Who owns the laptop? The child or the parent? What does ownership mean? Will the parent be held liable for the cost of the laptop if the laptop is “lost”? Will a very poor family be able to shoulder that liability? Remember that the cost is $140, which is about 30 percent of the per capita income in India. Who pays for routine maintenance? If the user is not responsible, then there is the problem of moral hazard: the user will not be sufficiently diligent in caring for the object.
The total costs then is the sum of the direct costs ($140), the maintenance costs ($35), the use costs ($25, say): $200. Let’s say that India buys only 2 million of those cute green machines. The cost: $400,000,000.
Now on to the reason why I oppose the OLPC: opportunity costs. Some time ago, I had explore the notion of opportunity costs in “Casting Spells to Fix a Broken Car.”
The proponents of OLPC argue that spending hundreds of millions of dollars on laptops will empower many children, educate them, make them cross the digital divide. You will not get any argument from me against that. Some unknown percentage of those who use those laptops will benefit from them; some unpredictable percentage will get computer literate. Those things will happen because of the OLPC. My concern is with things that will not happen because of OLPC.
This point is worth stressing. It is not just that we make A happen; we have to also recognize that we have to forego the opportunity of making B happen. The important thing is to weigh the benefits of A against the benefits of B. Only if the former out weighs the latter, can we convincingly argue for making A happen.
Spending a few hundred million dollars will help some children, and also enrich the manufacturers of the laptops (Chinese manufacturing), and all the middle-layers that will be invovled in the selling, maintenance, and support. Compare that to the alternative use of the same money.
Tens of millions of children don’t go to school, and of the many who do, they end up in schools that lack blackboards and in some cases even chalk. Government schools — especially in rural areas — are plagued with teacher absenteeism. The schools lack even the most rudimentary of facilities such as toilets (the lack of which is a major barrier to girl children.)
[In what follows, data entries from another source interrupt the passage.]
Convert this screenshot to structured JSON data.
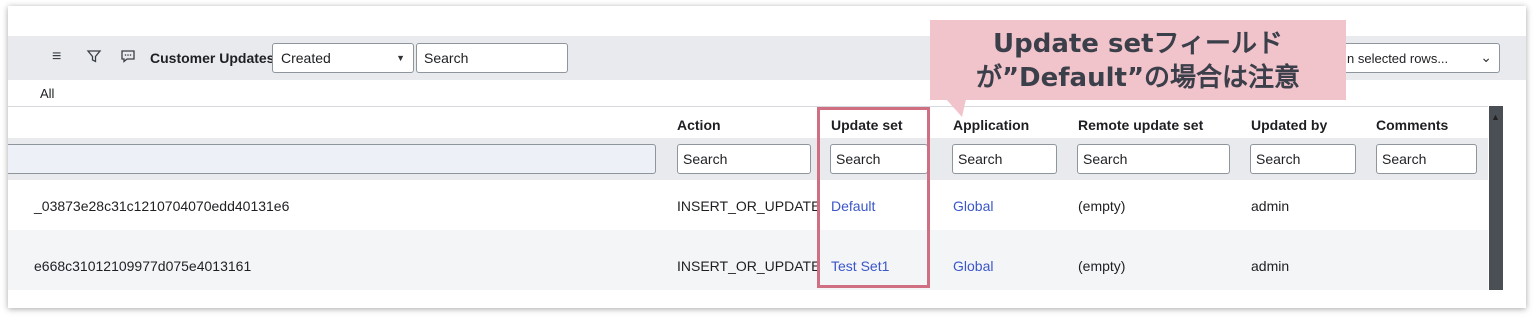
{
  "toolbar": {
    "title": "Customer Updates",
    "field_select": "Created",
    "search_value": "Search",
    "actions_select": "n selected rows..."
  },
  "breadcrumb": "All",
  "columns": [
    "Action",
    "Update set",
    "Application",
    "Remote update set",
    "Updated by",
    "Comments"
  ],
  "column_search": [
    "Search",
    "Search",
    "Search",
    "Search",
    "Search",
    "Search"
  ],
  "rows": [
    {
      "name": "_03873e28c31c1210704070edd40131e6",
      "action": "INSERT_OR_UPDATE",
      "update_set": "Default",
      "application": "Global",
      "remote_update_set": "(empty)",
      "updated_by": "admin"
    },
    {
      "name": "e668c31012109977d075e4013161",
      "action": "INSERT_OR_UPDATE",
      "update_set": "Test Set1",
      "application": "Global",
      "remote_update_set": "(empty)",
      "updated_by": "admin"
    }
  ],
  "callout": {
    "line1": "Update setフィールド",
    "line2": "が”Default”の場合は注意"
  },
  "colors": {
    "link": "#3b56c9",
    "highlight": "#cf6f81",
    "callout_bg": "#f1c3cb"
  },
  "icons": [
    "hamburger-menu-icon",
    "filter-icon",
    "comment-icon",
    "caret-down-icon",
    "chevron-down-icon",
    "scroll-up-icon"
  ]
}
Attention and funds need to be directed to those issues first before one starts buying laptops by the millions. Fact is that we need basic education (literacy, numeracy, etc) and secondary education. These have been provided very successfully without computers around the world. Every one who went to school and became educated more than a mere 30 years ago–in the entire history of human civilization, billions of people in all–did so without having ever seen a computer. What they had was much less expensive than PCs: they had teachers and an environment conducive to learning.
Here is an analogy. By pushing OLPC, what they are trying to do is to increase the capacity of a tub made of staves of different lengths. How much water the tub can hold is then dictated by the length of the shortest stave. If one were to pour water into the tub, the water level will continue to rise but only uptil the level reaches that of the shortest stave, when it starts overflowing. To increase the capacity of the tub, you will have to lengthen the staves. But lengthening any of the staves except the shortest stave will not increase the tub capacity. And even lengthening the shortest stave beyond the length of the next shortest stave is wasted. So the strategy for increasing the tub capacity is this: lengthen the shortest stave(s) first to match the length of the next shortest stave(s), and repeat.
The shortest stave in our tub is the will and commitment of our policy makers.
Post Script: My friend Ethan Zukerman commented on this over here.